Take the 2-minute tour ×
Mathematics Stack Exchange is a question and answer site for people studying math at any level and professionals in related fields. It's 100% free, no registration required.

When using numerical analysis, I often find that I am required to estimate a derivative (e.g. when using Newton Iteration for finding roots). To estimate the first derivative of a function $f(x)$ at a point $x_0$ (assuming that $f(x)$ is continuous at $x_0$), one can use the slightly-modified (to avoid bias to one side) first principles formula for derivatives, shown below.
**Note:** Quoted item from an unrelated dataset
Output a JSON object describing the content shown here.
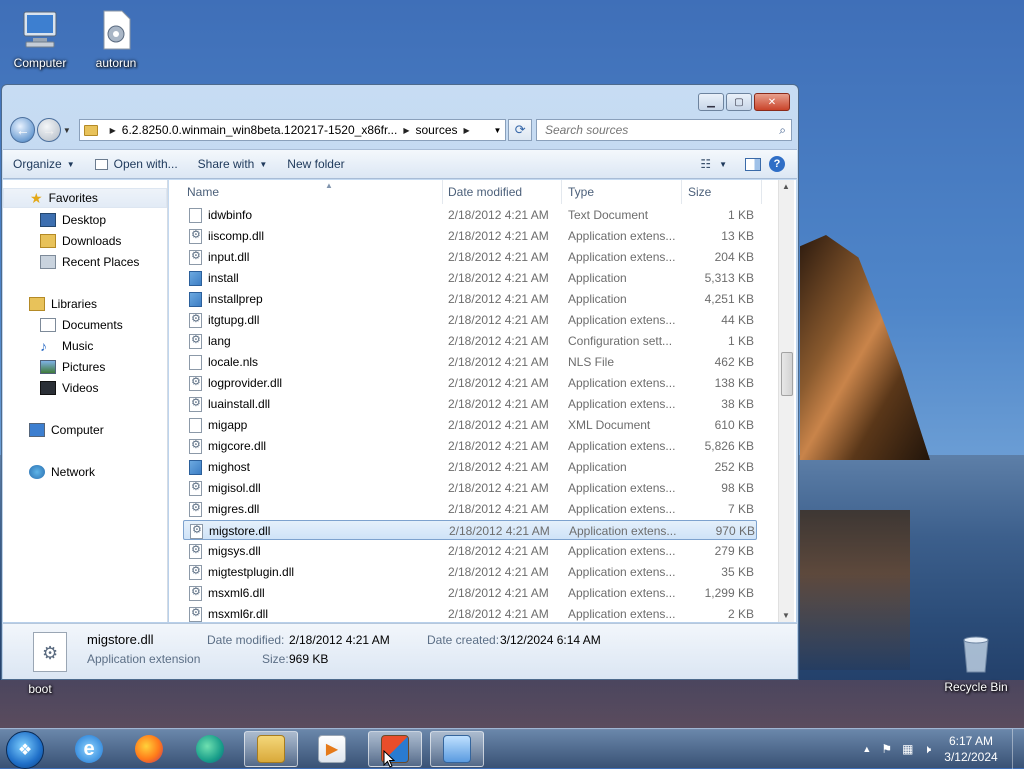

For small $h$:

$$f'(x_0)\approx\frac{f(x+h)-f(x-h)}{2h}\tag{1}$$

Using this method, we can estimate $f^{(n)}(x)$ recursively with, for sufficiently small $h$:

$$f^{(n)}(x_0)\approx\frac{f^{(n-1)}(x+h)-f^{(n-1)}(x-h)}{2h}\tag{2}$$

The problem I have with $(2)$ is that each recursion produces a loss of accuracy that builds up. As well, to estimate $f^{(n)}(x_0)$, the function $f(x)$ is required to be computed $2^n$ times.

Is $(2)$ the best method for approximating the $n^{th}$ derivative of $f(x_0)$ numerically or are there more efficient methods?

share|improve this question
3  
2  
This is related to William's suggestion. The standard method is, more or less, to fix the same $h$ and use it for all of the derivatives. If nothing else, this means that you only have to compute $f$ at $O(n)$ points, since there will be a lot of redundancies. Likewise, doing the computation theoretically (with formulas) and then plugging in the resulting formula yields a drastic speedup in computational speed. –  Charles Staats Apr 10 '12 at 22:47
1  
The formula you gave requires $2n+1$ function evaluations to estimate $f^{(n)}(x)$, not $2^n$. –  copper.hat Apr 10 '12 at 23:44
    
In fact, only $n+1$ evaluations are required. Induction gives: $f^{(n)}(x)\approx \frac{1}{(2h)^n} \sum_{k=0}^n \binom{n}{k} (-1)^k f(x+(n-2k)h)$. –  copper.hat Apr 11 '12 at 5:38
add comment

1 Answer 1

up vote 3 down vote accepted

Yes, there are much better methods for computing $n$-th derivatives than simple-minded finite differences. I mentioned some of them in this MO answer.

Briefly: one could pick from

  1. Richardson extrapolation of a suitable sequence of finite difference estimates (discussed in these two papers).
  2. Cauchy's differentiation formula: $$f^{(n)}(a)=\frac{n!}{2\pi i}\oint_\gamma \frac{f(z)}{(z-a)^{n+1}}\mathrm dz $$
  3. Lanczos's formula: $$f^{(n)}(a)=\lim_{h\to 0}\frac{(2n+1)!}{2^{n+1}n!h^n}\int_{-1}^1 f(a+hu)P_n(u)\mathrm du$$

where $P_n(x)$ is a Legendre polynomial.


Even simple-minded finite differences can be saved somewhat; for instance, in the case of the first derivative, when one uses central differences

$$f^\prime (x)\approx\frac{f(x+h)-f(x-h)}{2h}$$

one good choice of $h$, due to Nash, takes $h=\sqrt{\varepsilon}\left(|x|+\sqrt{\varepsilon}\right)$ where $\varepsilon$ is machine epsilon. (I had previously mentioned this in one of OP's previous questions...)

share|improve this answer
add comment

Your Answer

 
discard

By posting your answer, you agree to the privacy policy and terms of service.

Not the answer you're looking for? Browse other questions tagged or ask your own question.